The work bed and honeycomb that are used inside of your laser system are made of metal. Naturally, metal is a conductor of heat, so when the laser hits those metal components it will immediately heat up and create small burn marks that appear as small nicks, and sometimes even a smoky or cloudy mark.
If you compare those flashback marks, you’ll see that they match up with the honeycomb tray that is being used inside the laser system’s workspace to elevate your material to give a cushion of air beneath to allow the laser beam and air assist to pass all the way through. If you remove the honeycomb and rest your sheet of wood directly on the metal floor for laser cutting, you’ll get even more dramatic flashback results and increase your chance of fire.
Knife edge tables are one way to prevent flashback, but they are typically only available on the more industrial and high production laser systems like the P-Series. But on the Muse Series, dialing in the settings will be the best way to combat flashback. Trial and error is going to be your best way to learn how to reduce the flashback on the different types of wood that you will be cutting. So always have spare material on hand for testing.
Preventing Burning When Laser Cutting Wood: Finishing

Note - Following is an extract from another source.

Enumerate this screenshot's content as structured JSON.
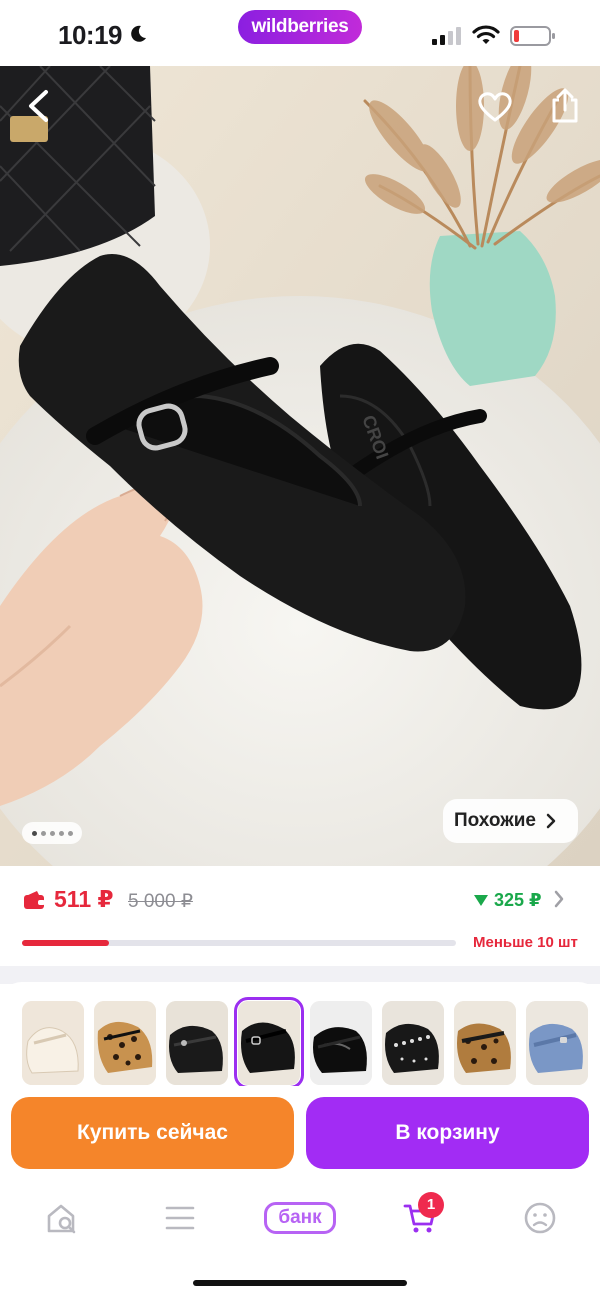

You may not be able to completely eliminate flashback or edge burning when cutting wood with your CO2 laser cutter, but you can use a variety of finishing methods to fix the results. Before you use these methods, it is recommended to still make sure your settings are optimal in order to reduce the amount of finishing time to be as minimal as possible.
These finishing methods include, but are not limited to the following:

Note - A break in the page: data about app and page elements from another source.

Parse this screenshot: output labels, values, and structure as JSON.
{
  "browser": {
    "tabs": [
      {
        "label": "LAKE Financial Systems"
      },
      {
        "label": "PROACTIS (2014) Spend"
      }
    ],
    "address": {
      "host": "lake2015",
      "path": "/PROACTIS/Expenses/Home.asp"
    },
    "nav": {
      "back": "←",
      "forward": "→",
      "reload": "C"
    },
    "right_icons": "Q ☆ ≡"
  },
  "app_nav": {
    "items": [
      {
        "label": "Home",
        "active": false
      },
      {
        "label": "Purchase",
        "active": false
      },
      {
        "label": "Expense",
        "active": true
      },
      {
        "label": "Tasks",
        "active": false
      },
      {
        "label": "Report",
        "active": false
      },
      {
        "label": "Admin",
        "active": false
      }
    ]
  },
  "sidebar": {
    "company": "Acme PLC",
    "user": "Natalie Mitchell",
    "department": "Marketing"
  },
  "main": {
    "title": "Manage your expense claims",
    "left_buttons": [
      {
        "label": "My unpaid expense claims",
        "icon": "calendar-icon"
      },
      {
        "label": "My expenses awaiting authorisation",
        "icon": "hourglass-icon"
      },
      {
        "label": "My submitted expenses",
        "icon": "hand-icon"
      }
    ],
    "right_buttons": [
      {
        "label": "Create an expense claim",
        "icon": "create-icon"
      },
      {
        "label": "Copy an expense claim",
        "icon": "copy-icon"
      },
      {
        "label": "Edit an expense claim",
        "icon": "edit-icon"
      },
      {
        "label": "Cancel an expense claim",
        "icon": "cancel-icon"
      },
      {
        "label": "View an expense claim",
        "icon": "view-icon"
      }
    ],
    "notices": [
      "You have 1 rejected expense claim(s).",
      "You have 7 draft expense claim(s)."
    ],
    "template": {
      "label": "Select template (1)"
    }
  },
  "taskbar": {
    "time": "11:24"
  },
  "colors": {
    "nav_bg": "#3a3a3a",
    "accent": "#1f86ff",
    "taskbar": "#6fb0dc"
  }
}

- Sanding: You can sand down the edges to reduce the amount of edge burn, or even sand the surface to get rid of all the edge burning.
- Painting: Using paint to cover the burned edges and flashback is one of the easiest ways to fix the issue. Use your best judgment and experiment with different paints to get the best results (e.g. spray paint may not absorb evenly into the wood, and you will get different results with brushed on acrylic paints)

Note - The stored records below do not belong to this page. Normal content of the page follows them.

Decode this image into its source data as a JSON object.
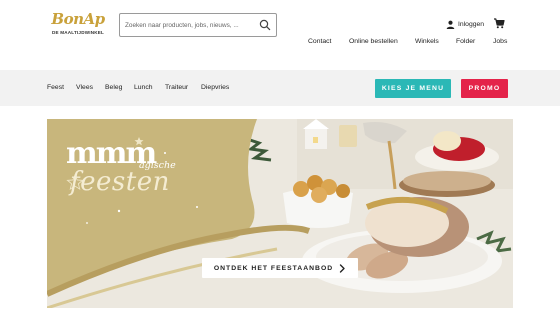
{
  "header": {
    "logo_text": "BonAp",
    "logo_subtext": "DE MAALTIJDWINKEL",
    "search_placeholder": "Zoeken naar producten, jobs, nieuws, ...",
    "login_label": "Inloggen",
    "top_nav": [
      "Contact",
      "Online bestellen",
      "Winkels",
      "Folder",
      "Jobs"
    ]
  },
  "category_bar": {
    "items": [
      "Feest",
      "Vlees",
      "Beleg",
      "Lunch",
      "Traiteur",
      "Diepvries"
    ],
    "menu_button": "KIES JE MENU",
    "promo_button": "PROMO"
  },
  "banner": {
    "headline_mmm": "mmm",
    "headline_magische": "agische",
    "headline_feesten": "feesten",
    "cta_label": "ONTDEK HET FEESTAANBOD"
  },
  "colors": {
    "brand_gold": "#c9a13a",
    "menu_button": "#2bb8b6",
    "promo_button": "#e4234a",
    "banner_gold": "#c8b67c"
  },
  "icons": [
    "search-icon",
    "user-icon",
    "cart-icon",
    "chevron-right-icon",
    "star-icon"
  ]
}
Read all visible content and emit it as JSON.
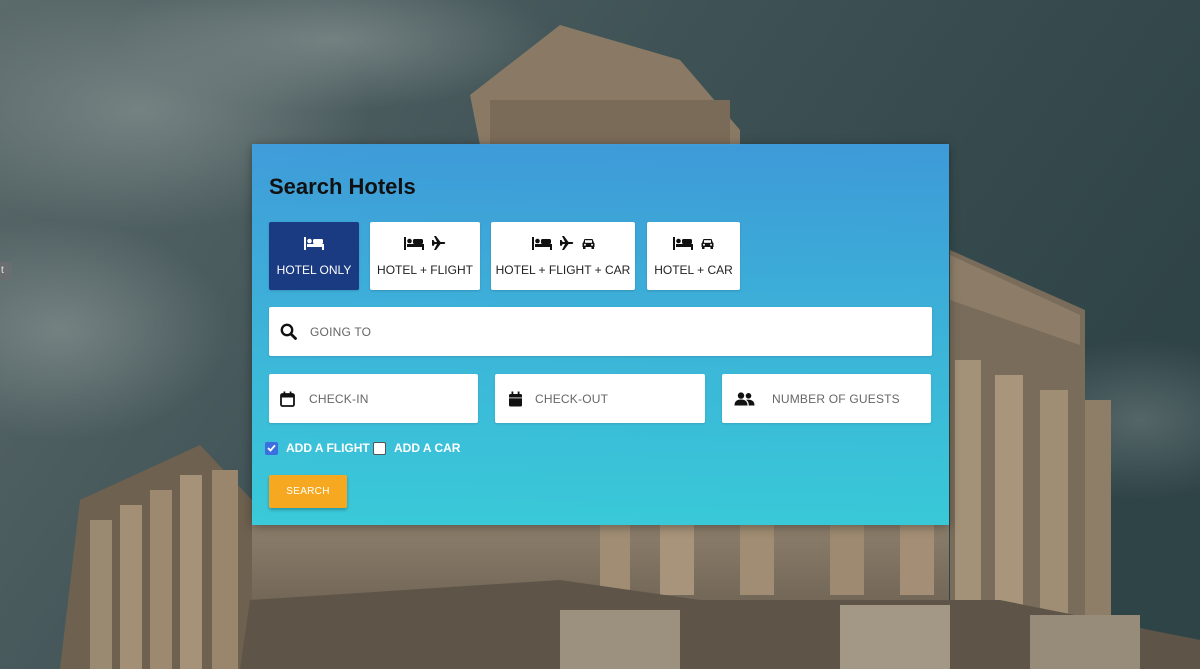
{
  "side_tab": {
    "label": "t"
  },
  "panel": {
    "title": "Search Hotels",
    "tabs": [
      {
        "label": "HOTEL ONLY",
        "icons": [
          "bed-icon"
        ],
        "active": true
      },
      {
        "label": "HOTEL + FLIGHT",
        "icons": [
          "bed-icon",
          "plane-icon"
        ],
        "active": false
      },
      {
        "label": "HOTEL + FLIGHT + CAR",
        "icons": [
          "bed-icon",
          "plane-icon",
          "car-icon"
        ],
        "active": false
      },
      {
        "label": "HOTEL + CAR",
        "icons": [
          "bed-icon",
          "car-icon"
        ],
        "active": false
      }
    ],
    "destination": {
      "placeholder": "GOING TO",
      "icon": "search-icon",
      "value": ""
    },
    "check_in": {
      "placeholder": "CHECK-IN",
      "icon": "calendar-outline-icon",
      "value": ""
    },
    "check_out": {
      "placeholder": "CHECK-OUT",
      "icon": "calendar-filled-icon",
      "value": ""
    },
    "guests": {
      "placeholder": "NUMBER OF GUESTS",
      "icon": "users-icon",
      "value": ""
    },
    "options": [
      {
        "label": "ADD A FLIGHT",
        "checked": true
      },
      {
        "label": "ADD A CAR",
        "checked": false
      }
    ],
    "search_button": {
      "label": "SEARCH"
    }
  },
  "colors": {
    "active_tab": "#1a3a82",
    "panel_top": "#3ea0e2",
    "panel_bottom": "#39d4e4",
    "search_button": "#f6a821",
    "checkbox_checked": "#3b6fe0"
  }
}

- Staining: Wood stain may not completely cover the burn marks, but you can use it in combination with sanding to get great results. If you use an oil based stain, do not put that wood back into the laser after it has been stained, as it will be even more flammable.
- Masking: This one is more of a material preparation than a finishing option. You can lay down a single layer of masking tape or contact paper to reduce the amount of flashback that happens, though you may need to slow your speed down or increase the power slightly to accommodate the extra layer of different material that is now covering the wood.
Wood is probably the most readily available material that you can purchase for use in your co2 laser cutter. Use these steps for preventing burning when laser cutting to get the best results, and don’t forget to experiment and try new ideas you may discover to reduce edge burn and flashback… and as always, wood is flammable, so stay safe, have a fire extinguisher within reach, and never leave your laser unattended while it is running.
Full Spectrum Laser is a leader in easy to use, highly versatile laser cutting and laser engraving machines. Our systems range in size from desktop units and high-volume machines through industrial-grade production equipment. Our machines are running all over the world: from grade schools to National Labs, garage startups and many Fortune 500 companies. Contact us today to learn more.